Our approach to detect methylation changes in blood using an epigenome wide association scan was unsuccessful despite matched extreme group comparison, likely due to the small sample size, and perhaps the etiological/pathogenetic complexity of accumulated risks. Changes in brain, not accessible here for analysis, can certainly not be excluded. Interestingly, however, HDAC1 mRNA levels in PBMC of male extreme group subjects were increased in the high risk compared to the low risk group. This finding confirms peripheral HDAC1 mRNA levels as a more robust readout of epigenetic alterations in relatively small sample sizes, as compared to specific methylation sites in epigenome wide association scans or even in candidate genes.

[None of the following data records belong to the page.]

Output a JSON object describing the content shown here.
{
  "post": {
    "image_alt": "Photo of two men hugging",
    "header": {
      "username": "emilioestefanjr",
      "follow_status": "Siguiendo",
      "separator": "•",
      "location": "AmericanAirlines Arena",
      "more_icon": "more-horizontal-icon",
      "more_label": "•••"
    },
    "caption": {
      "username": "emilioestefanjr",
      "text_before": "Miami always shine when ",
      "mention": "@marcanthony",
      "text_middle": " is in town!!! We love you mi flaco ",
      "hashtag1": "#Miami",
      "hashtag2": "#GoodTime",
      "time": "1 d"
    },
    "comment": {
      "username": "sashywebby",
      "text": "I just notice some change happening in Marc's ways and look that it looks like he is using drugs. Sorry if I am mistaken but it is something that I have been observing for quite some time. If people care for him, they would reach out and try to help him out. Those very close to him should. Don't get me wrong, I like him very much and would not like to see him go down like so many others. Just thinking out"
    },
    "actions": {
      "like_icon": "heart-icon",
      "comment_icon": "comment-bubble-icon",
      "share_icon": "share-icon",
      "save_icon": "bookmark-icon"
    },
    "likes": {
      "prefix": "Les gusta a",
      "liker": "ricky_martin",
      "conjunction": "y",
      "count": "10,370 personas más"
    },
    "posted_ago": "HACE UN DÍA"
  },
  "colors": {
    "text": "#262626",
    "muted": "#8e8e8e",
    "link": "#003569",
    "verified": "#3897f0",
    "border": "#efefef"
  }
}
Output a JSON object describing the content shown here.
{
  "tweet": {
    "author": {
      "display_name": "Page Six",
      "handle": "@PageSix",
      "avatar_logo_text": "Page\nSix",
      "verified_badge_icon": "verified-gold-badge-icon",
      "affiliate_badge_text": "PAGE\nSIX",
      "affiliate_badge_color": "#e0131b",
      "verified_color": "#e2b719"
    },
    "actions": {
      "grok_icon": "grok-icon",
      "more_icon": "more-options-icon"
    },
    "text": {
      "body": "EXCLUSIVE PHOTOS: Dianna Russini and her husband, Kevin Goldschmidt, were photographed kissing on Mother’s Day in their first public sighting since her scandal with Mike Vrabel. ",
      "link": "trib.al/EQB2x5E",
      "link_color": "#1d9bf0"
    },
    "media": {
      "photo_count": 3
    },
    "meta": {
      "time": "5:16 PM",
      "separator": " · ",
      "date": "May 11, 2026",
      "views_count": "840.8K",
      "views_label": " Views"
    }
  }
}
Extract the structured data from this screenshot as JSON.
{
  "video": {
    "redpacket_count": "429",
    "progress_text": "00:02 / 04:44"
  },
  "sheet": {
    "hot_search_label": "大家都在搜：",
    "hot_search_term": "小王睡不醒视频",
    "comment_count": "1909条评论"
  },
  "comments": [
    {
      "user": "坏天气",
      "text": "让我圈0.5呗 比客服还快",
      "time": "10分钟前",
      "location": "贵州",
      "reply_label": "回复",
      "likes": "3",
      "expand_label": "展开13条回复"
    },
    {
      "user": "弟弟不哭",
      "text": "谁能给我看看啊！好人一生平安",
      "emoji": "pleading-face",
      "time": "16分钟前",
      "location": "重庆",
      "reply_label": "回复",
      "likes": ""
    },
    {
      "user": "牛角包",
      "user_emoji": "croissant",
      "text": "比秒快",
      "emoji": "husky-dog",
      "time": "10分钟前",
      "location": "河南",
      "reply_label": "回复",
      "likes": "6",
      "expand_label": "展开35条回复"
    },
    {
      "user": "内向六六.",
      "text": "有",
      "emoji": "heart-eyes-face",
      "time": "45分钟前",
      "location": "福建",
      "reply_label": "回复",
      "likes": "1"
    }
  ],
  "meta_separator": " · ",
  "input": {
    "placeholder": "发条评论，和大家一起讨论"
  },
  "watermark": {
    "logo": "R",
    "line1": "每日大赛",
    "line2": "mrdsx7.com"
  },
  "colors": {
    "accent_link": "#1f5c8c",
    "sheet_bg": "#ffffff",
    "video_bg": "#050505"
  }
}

To gain further mechanistic insight and thereby develop in addition to prevention measures novel individualized treatment concepts, animal studies modeling risk accumulation seem unavoidable.
To conclude, this study should motivate sociopolitical actions, aiming at identifying individuals at risk and improving precautionary measures. Effective violence prevention strategies start early and include family focused and school based programs. Additional risk factors, interchangeable in their long term consequences, like urbanicity, migration, and substance abuse, should be increasingly considered. Health care providers are essential for all of these prevention concepts. More research on protective factors and resilience should be launched. Animal studies need to be supported that model risk accumulation for mechanistic insight into brain alterations leading to aggression, and for developing new treatment approaches, also those targeting reversal of epigenetic alterations. As a novel concept, scientific efforts on ‘phenaryptyping of the environment’, should be promoted to achieve more fundamental risk estimation and more effective prevention in the future.
Read the complete study here: Violent aggression predicted by multiple pre-adult environmental hits